| SUPPLIED DATA |
◇ ◇ ◇ ◇

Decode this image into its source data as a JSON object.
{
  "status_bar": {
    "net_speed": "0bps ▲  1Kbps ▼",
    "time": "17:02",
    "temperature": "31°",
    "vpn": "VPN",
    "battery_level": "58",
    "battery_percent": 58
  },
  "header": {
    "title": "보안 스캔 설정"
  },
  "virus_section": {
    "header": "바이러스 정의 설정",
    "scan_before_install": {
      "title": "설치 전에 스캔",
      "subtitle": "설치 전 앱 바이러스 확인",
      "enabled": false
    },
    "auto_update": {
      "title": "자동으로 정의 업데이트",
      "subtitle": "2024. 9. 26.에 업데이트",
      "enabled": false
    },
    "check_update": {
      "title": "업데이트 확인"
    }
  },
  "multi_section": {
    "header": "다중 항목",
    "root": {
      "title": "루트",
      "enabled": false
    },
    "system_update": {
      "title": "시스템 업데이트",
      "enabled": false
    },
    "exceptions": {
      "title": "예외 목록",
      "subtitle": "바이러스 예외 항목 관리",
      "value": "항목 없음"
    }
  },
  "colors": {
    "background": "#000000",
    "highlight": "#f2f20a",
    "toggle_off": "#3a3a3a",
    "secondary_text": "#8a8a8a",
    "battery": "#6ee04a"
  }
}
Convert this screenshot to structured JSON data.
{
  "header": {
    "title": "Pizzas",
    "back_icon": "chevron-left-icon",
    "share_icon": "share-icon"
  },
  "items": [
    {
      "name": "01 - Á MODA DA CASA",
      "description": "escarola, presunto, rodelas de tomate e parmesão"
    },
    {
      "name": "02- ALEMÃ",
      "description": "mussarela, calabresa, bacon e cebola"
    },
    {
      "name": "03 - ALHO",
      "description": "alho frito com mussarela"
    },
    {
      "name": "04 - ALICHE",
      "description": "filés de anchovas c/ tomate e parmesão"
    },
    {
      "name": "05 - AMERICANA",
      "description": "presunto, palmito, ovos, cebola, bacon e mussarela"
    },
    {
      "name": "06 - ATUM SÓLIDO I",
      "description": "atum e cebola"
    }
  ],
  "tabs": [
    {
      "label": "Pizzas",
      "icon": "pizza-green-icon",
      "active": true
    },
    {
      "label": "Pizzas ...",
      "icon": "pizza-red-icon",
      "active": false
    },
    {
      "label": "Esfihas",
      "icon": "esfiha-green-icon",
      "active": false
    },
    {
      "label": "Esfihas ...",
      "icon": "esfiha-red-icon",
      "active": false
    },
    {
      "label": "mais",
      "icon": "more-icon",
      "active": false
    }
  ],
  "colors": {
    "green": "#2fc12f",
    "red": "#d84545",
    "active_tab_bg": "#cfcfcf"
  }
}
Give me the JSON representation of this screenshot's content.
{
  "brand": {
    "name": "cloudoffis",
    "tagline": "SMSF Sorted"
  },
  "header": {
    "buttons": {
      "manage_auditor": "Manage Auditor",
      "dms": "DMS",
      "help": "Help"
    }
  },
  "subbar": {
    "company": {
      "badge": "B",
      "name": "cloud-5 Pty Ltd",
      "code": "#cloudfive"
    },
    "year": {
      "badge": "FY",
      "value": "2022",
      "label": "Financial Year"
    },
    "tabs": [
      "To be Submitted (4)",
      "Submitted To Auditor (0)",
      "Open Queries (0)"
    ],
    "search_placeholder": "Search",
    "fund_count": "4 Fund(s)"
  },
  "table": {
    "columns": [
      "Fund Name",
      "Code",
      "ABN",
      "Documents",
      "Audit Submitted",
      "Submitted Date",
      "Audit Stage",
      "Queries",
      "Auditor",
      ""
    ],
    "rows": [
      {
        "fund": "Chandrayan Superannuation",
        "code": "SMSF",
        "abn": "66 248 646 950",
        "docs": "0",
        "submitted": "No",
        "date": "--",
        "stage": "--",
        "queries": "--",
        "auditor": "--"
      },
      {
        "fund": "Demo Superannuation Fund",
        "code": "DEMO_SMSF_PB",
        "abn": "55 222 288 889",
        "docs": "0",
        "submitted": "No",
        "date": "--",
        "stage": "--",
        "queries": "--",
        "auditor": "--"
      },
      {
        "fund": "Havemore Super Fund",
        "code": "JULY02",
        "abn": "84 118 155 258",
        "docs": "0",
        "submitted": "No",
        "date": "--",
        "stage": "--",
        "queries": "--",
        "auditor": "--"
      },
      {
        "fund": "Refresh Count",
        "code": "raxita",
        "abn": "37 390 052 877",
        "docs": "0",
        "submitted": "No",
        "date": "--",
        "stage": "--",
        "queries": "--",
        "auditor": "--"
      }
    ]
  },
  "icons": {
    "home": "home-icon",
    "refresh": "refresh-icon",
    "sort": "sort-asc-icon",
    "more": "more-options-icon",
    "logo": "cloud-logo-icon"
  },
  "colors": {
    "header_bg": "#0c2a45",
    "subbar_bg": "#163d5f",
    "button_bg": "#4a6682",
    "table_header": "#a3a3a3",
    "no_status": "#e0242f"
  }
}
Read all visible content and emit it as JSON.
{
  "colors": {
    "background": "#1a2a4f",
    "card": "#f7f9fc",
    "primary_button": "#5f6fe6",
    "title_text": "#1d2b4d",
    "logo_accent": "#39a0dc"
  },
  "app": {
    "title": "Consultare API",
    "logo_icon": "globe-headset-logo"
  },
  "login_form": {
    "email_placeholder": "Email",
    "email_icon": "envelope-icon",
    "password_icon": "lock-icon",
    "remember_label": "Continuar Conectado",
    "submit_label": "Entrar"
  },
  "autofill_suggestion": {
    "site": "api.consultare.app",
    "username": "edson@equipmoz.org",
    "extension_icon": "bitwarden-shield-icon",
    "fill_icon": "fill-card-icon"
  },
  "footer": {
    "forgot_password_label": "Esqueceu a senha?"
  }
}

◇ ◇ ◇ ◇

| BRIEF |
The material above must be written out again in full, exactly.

| YOUR RESPONSE |
Decode this image into its source data as a JSON object.
{
  "status_bar": {
    "net_speed": "0bps ▲  1Kbps ▼",
    "time": "17:02",
    "temperature": "31°",
    "vpn": "VPN",
    "battery_level": "58",
    "battery_percent": 58
  },
  "header": {
    "title": "보안 스캔 설정"
  },
  "virus_section": {
    "header": "바이러스 정의 설정",
    "scan_before_install": {
      "title": "설치 전에 스캔",
      "subtitle": "설치 전 앱 바이러스 확인",
      "enabled": false
    },
    "auto_update": {
      "title": "자동으로 정의 업데이트",
      "subtitle": "2024. 9. 26.에 업데이트",
      "enabled": false
    },
    "check_update": {
      "title": "업데이트 확인"
    }
  },
  "multi_section": {
    "header": "다중 항목",
    "root": {
      "title": "루트",
      "enabled": false
    },
    "system_update": {
      "title": "시스템 업데이트",
      "enabled": false
    },
    "exceptions": {
      "title": "예외 목록",
      "subtitle": "바이러스 예외 항목 관리",
      "value": "항목 없음"
    }
  },
  "colors": {
    "background": "#000000",
    "highlight": "#f2f20a",
    "toggle_off": "#3a3a3a",
    "secondary_text": "#8a8a8a",
    "battery": "#6ee04a"
  }
}
Convert this screenshot to structured JSON data.
{
  "header": {
    "title": "Pizzas",
    "back_icon": "chevron-left-icon",
    "share_icon": "share-icon"
  },
  "items": [
    {
      "name": "01 - Á MODA DA CASA",
      "description": "escarola, presunto, rodelas de tomate e parmesão"
    },
    {
      "name": "02- ALEMÃ",
      "description": "mussarela, calabresa, bacon e cebola"
    },
    {
      "name": "03 - ALHO",
      "description": "alho frito com mussarela"
    },
    {
      "name": "04 - ALICHE",
      "description": "filés de anchovas c/ tomate e parmesão"
    },
    {
      "name": "05 - AMERICANA",
      "description": "presunto, palmito, ovos, cebola, bacon e mussarela"
    },
    {
      "name": "06 - ATUM SÓLIDO I",
      "description": "atum e cebola"
    }
  ],
  "tabs": [
    {
      "label": "Pizzas",
      "icon": "pizza-green-icon",
      "active": true
    },
    {
      "label": "Pizzas ...",
      "icon": "pizza-red-icon",
      "active": false
    },
    {
      "label": "Esfihas",
      "icon": "esfiha-green-icon",
      "active": false
    },
    {
      "label": "Esfihas ...",
      "icon": "esfiha-red-icon",
      "active": false
    },
    {
      "label": "mais",
      "icon": "more-icon",
      "active": false
    }
  ],
  "colors": {
    "green": "#2fc12f",
    "red": "#d84545",
    "active_tab_bg": "#cfcfcf"
  }
}
Give me the JSON representation of this screenshot's content.
{
  "brand": {
    "name": "cloudoffis",
    "tagline": "SMSF Sorted"
  },
  "header": {
    "buttons": {
      "manage_auditor": "Manage Auditor",
      "dms": "DMS",
      "help": "Help"
    }
  },
  "subbar": {
    "company": {
      "badge": "B",
      "name": "cloud-5 Pty Ltd",
      "code": "#cloudfive"
    },
    "year": {
      "badge": "FY",
      "value": "2022",
      "label": "Financial Year"
    },
    "tabs": [
      "To be Submitted (4)",
      "Submitted To Auditor (0)",
      "Open Queries (0)"
    ],
    "search_placeholder": "Search",
    "fund_count": "4 Fund(s)"
  },
  "table": {
    "columns": [
      "Fund Name",
      "Code",
      "ABN",
      "Documents",
      "Audit Submitted",
      "Submitted Date",
      "Audit Stage",
      "Queries",
      "Auditor",
      ""
    ],
    "rows": [
      {
        "fund": "Chandrayan Superannuation",
        "code": "SMSF",
        "abn": "66 248 646 950",
        "docs": "0",
        "submitted": "No",
        "date": "--",
        "stage": "--",
        "queries": "--",
        "auditor": "--"
      },
      {
        "fund": "Demo Superannuation Fund",
        "code": "DEMO_SMSF_PB",
        "abn": "55 222 288 889",
        "docs": "0",
        "submitted": "No",
        "date": "--",
        "stage": "--",
        "queries": "--",
        "auditor": "--"
      },
      {
        "fund": "Havemore Super Fund",
        "code": "JULY02",
        "abn": "84 118 155 258",
        "docs": "0",
        "submitted": "No",
        "date": "--",
        "stage": "--",
        "queries": "--",
        "auditor": "--"
      },
      {
        "fund": "Refresh Count",
        "code": "raxita",
        "abn": "37 390 052 877",
        "docs": "0",
        "submitted": "No",
        "date": "--",
        "stage": "--",
        "queries": "--",
        "auditor": "--"
      }
    ]
  },
  "icons": {
    "home": "home-icon",
    "refresh": "refresh-icon",
    "sort": "sort-asc-icon",
    "more": "more-options-icon",
    "logo": "cloud-logo-icon"
  },
  "colors": {
    "header_bg": "#0c2a45",
    "subbar_bg": "#163d5f",
    "button_bg": "#4a6682",
    "table_header": "#a3a3a3",
    "no_status": "#e0242f"
  }
}
Read all visible content and emit it as JSON.
{
  "colors": {
    "background": "#1a2a4f",
    "card": "#f7f9fc",
    "primary_button": "#5f6fe6",
    "title_text": "#1d2b4d",
    "logo_accent": "#39a0dc"
  },
  "app": {
    "title": "Consultare API",
    "logo_icon": "globe-headset-logo"
  },
  "login_form": {
    "email_placeholder": "Email",
    "email_icon": "envelope-icon",
    "password_icon": "lock-icon",
    "remember_label": "Continuar Conectado",
    "submit_label": "Entrar"
  },
  "autofill_suggestion": {
    "site": "api.consultare.app",
    "username": "edson@equipmoz.org",
    "extension_icon": "bitwarden-shield-icon",
    "fill_icon": "fill-card-icon"
  },
  "footer": {
    "forgot_password_label": "Esqueceu a senha?"
  }
}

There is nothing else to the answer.